And the Oscars are for the people who love that excess and pageantry, whether proudly or secretly. The people who love that glimpse into Hollywood. The people who live vicariously through seeing glamour, talent, fame and recognition meet in a way regular life never provides. And those people are out there. I suspect they’re the people who drive NCIS to its weekly ratings bonanza and who ask celebrities for retweets on their birthdays — but they’re out there. 36.6 million people in the U.S. watched the Oscars. Down from last year; still a ton of people, especially in today’s fragmented market.

The Oscars are for them.

By the end of the evening, the Oscars left me bored and the WWE left me frustrated.

The Oscars were the same old, same old. Sure, a few things happened (John Travolta did something creepy! Lupita Nyong’o called the Oscar the wrong name! Some random guy refused to let the band play him off!) but nothing really happened. It was a super bloated show where, more or less, the favorites won. Bad jokes were made, songs were sung, I won’t remember any of it in two weeks.

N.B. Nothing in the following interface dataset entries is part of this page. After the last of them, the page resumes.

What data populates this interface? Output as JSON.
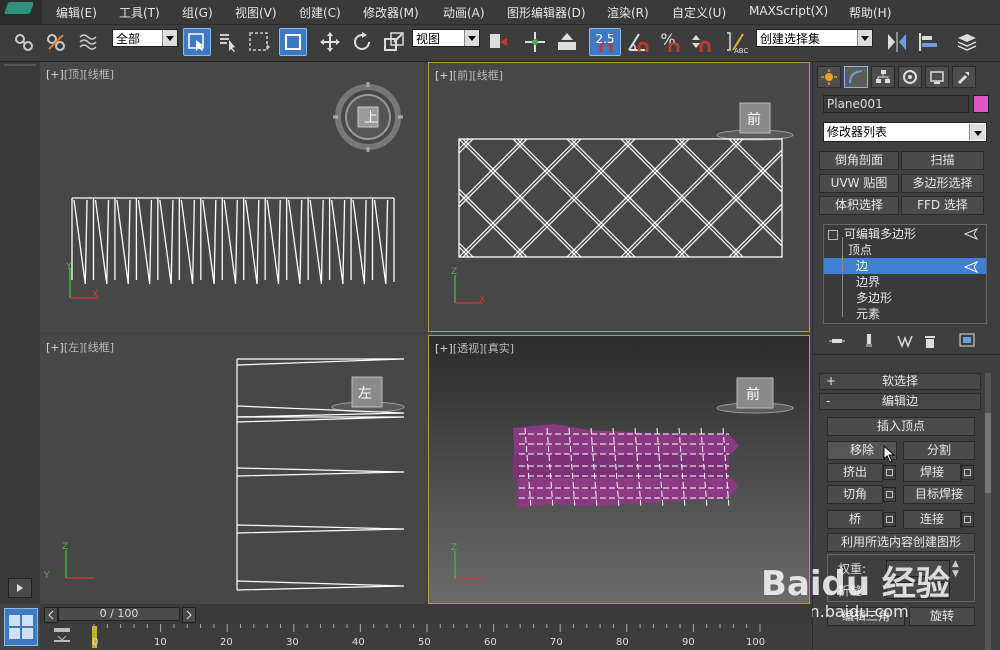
{
  "menu": {
    "items": [
      "编辑(E)",
      "工具(T)",
      "组(G)",
      "视图(V)",
      "创建(C)",
      "修改器(M)",
      "动画(A)",
      "图形编辑器(D)",
      "渲染(R)",
      "自定义(U)",
      "MAXScript(X)",
      "帮助(H)"
    ]
  },
  "toolbar": {
    "selection_filter": "全部",
    "ref_coord": "视图",
    "snap_angle": "2.5",
    "named_selection": "创建选择集"
  },
  "viewports": {
    "top": {
      "label_a": "[+]",
      "label_b": "[顶]",
      "label_c": "[线框]",
      "cube_text": "上"
    },
    "front": {
      "label_a": "[+]",
      "label_b": "[前]",
      "label_c": "[线框]",
      "cube_text": "前"
    },
    "left": {
      "label_a": "[+]",
      "label_b": "[左]",
      "label_c": "[线框]",
      "cube_text": "左"
    },
    "perspective": {
      "label_a": "[+]",
      "label_b": "[透视]",
      "label_c": "[真实]",
      "cube_text": "前"
    }
  },
  "axes": {
    "x": "X",
    "y": "Y",
    "z": "Z"
  },
  "panel": {
    "object_name": "Plane001",
    "object_color": "#e055c8",
    "modifier_list": "修改器列表",
    "mod_buttons": [
      "倒角剖面",
      "扫描",
      "UVW 贴图",
      "多边形选择",
      "体积选择",
      "FFD 选择"
    ],
    "stack": {
      "root": "可编辑多边形",
      "items": [
        "顶点",
        "边",
        "边界",
        "多边形",
        "元素"
      ],
      "selected_index": 1
    },
    "rollouts": {
      "soft_select": "软选择",
      "edit_edges": "编辑边",
      "soft_sign": "+",
      "edit_sign": "-"
    },
    "edit_edge_buttons": {
      "insert_vertex": "插入顶点",
      "remove": "移除",
      "split": "分割",
      "extrude": "挤出",
      "weld": "焊接",
      "chamfer": "切角",
      "target_weld": "目标焊接",
      "bridge": "桥",
      "connect": "连接",
      "create_shape": "利用所选内容创建图形",
      "weight_label": "权重:",
      "crease_label": "折缝:",
      "edit_tri": "编辑三角",
      "turn": "旋转"
    }
  },
  "timeline": {
    "frame_display": "0 / 100",
    "ticks": [
      "0",
      "10",
      "20",
      "30",
      "40",
      "50",
      "60",
      "70",
      "80",
      "90",
      "100"
    ]
  },
  "watermark": {
    "brand": "Baidu 经验",
    "url": "jingyan.baidu.com"
  },
  "colors": {
    "accent": "#3e79c4",
    "selection_highlight": "#3f7fd6",
    "active_viewport": "#b99a36",
    "mesh_pink": "#8a3a82"
  }
}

Over at WWE Fastlane, the wrestler beloved by the die-hards lost to the exponentially less popular and talented but much taller and more muscular wrestler who’s been deemed by the WWE higher-ups as the next big thing. Boredom will ensue. Lots of other matches ended in unsatisfying or unimaginative ways. WWE is building toward its biggest event of the year, WrestleMania, and nothing looks particularly new or exciting or entertaining to me.

To me.

Both of my reactions are subsets of the bigger picture. Neither event is catered to me. I attended the Oscars two years ago and loved it — but sitting at home and watching, I’m not swept away by the grandeur. I subscribe to the WWE Network, but I’m not the set of eyeballs the WWE is craving. I won’t buy a John Cena t-shirt or a ticket to a live event. I won’t sit through a slogging episode of Raw. I can enjoy watching both the Oscars and the WWE, I just have to shift my expectations on both to enjoy them for what they are — not what I hope/wish/think they could or should be.

It’s not the responsibility of the Oscars or the WWE to cater to me. Their job is to put out the best product they can for the audience they target that most accurately represents what they want to be as a brand. Both the Oscars and WWE did that on Sunday night. And in spite of declining ratings, both will continue to do that. Neither will be “fixed” because neither is looking to be fixed (and neither is at risk of disappearing anytime soon). They’re just staying the course until old fans wash out, new fans buy in and tastes cycle back into their favor.

It’ll happen. Always has. The only revolution they’re waiting on is time.